This year marks the 75th anniversary of the Fair Labor Standards Act (FLSA). Enacted in 1938, the FLSA provides certain minimum wage and overtime standards that apply to nearly all U.S. employers. The act covers areas such as child labor labor laws, minimum wage and overtime. Despite significant improvements in working conditions much work still needs to be done.
In fact as noted in a previous overtime violations post, the number of overtime compensation violations has reached near epidemic proportions.
The FLSA provides that all non-exempt workers must be received overtime pay at a rate of one and one-half times their regular rate of pay for all hours worked in excess of 40 hours in any one work week. If you believe that you have not received all the wages you are entitled to, please contact the knowledgeable Atlanta wage and hour attorneys.
Further, despite the requirement that all employees be paid at least minimum
wage, the set rate of $7.25 remains too low for many to make ends meet.
In his State of the Union, President Obama simply stated: “in the wealthiest nation on Earth, no one who works full-time should have to live in poverty.” He noted that over the past three decades, the minimum wage has failed to keep pace with inflation – eroding its value for working families. “A full-time worker making the minimum wage now earns only $14,500 a year – leaving a family with two kids below the poverty line even once tax credits are taken into account.”
In order to put value back into the “minimum wage” provisions, President Obama has called on Congress to increase the minimum was, and tie it to inflation. Although critics of raising the minimum wage argue it’s hard on employers, studies have shown that increasing the minimum wage actually improves the economy by putting more money into the pockets of consumers, who then spend that money in their local communities.
Another significant benefit of raising the minimum wage – reducing inequality. Studies have shown that at least 10 to 20 percent of the increase in income disparity since 1980 is connected to the erosion of the minimum wage due to inflation.
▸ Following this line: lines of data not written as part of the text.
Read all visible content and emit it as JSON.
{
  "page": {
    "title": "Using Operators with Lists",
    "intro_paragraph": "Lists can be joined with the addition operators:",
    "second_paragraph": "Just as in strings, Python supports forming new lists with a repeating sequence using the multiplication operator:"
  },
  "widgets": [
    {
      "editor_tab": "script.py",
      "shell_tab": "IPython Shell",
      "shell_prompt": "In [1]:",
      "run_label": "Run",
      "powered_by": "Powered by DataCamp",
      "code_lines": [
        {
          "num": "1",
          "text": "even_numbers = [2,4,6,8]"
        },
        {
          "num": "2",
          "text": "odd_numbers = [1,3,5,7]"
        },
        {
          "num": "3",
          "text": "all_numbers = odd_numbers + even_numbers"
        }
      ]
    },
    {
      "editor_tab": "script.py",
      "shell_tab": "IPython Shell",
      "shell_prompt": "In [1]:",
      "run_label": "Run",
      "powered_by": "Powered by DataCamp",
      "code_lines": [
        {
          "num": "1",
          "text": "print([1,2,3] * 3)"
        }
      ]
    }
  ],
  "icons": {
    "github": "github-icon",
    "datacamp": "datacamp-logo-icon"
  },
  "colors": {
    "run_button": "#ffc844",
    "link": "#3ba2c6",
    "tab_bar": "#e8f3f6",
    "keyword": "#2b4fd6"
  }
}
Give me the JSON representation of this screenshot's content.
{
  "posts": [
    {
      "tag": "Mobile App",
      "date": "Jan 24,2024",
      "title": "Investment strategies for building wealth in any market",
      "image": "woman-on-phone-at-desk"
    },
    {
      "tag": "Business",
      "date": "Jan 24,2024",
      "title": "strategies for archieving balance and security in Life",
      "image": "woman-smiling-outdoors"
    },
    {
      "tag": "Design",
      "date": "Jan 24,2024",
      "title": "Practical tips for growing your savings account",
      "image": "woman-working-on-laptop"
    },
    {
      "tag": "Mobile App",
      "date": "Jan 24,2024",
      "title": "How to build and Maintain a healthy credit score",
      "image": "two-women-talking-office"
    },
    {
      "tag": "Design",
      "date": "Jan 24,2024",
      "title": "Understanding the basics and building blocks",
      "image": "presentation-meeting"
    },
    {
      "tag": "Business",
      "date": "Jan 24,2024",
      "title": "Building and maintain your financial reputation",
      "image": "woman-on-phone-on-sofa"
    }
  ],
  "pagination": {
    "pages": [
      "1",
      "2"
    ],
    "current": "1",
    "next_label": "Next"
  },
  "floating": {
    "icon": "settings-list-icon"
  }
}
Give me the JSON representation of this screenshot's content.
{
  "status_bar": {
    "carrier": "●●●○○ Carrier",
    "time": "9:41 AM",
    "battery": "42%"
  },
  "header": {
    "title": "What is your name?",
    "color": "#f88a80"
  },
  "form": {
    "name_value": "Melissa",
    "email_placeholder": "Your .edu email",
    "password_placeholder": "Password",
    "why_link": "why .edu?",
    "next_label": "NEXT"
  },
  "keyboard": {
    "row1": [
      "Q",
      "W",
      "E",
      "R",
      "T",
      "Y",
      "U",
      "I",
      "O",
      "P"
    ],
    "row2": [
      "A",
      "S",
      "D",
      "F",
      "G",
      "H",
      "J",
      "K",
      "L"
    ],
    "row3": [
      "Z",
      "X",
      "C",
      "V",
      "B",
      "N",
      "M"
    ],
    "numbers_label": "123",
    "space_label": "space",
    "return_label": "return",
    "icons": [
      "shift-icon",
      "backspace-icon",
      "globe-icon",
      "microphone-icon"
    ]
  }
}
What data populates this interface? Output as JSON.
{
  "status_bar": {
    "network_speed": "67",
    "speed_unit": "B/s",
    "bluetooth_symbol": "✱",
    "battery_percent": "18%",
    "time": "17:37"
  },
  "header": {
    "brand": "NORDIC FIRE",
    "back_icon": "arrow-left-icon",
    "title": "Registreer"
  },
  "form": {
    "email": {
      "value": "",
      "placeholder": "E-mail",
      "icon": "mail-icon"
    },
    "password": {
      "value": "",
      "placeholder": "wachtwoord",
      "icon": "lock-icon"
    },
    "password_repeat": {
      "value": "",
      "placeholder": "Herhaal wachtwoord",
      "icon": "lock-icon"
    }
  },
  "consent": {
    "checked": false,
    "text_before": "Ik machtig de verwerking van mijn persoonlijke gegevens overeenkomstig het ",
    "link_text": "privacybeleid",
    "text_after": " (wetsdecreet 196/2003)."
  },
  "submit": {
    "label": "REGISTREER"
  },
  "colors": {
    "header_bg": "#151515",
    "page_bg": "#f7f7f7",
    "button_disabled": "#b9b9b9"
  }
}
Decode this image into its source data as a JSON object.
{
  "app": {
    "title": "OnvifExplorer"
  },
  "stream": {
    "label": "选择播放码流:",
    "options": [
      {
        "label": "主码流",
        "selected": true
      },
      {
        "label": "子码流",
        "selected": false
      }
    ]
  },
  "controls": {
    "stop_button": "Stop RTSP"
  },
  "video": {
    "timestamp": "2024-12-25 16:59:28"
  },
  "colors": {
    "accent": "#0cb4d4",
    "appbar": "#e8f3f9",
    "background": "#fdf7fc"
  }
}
As Georgia wage and hour attorneys dedicated to improving working conditions, we are hopeful that efforts to increase the minimum wage are successful.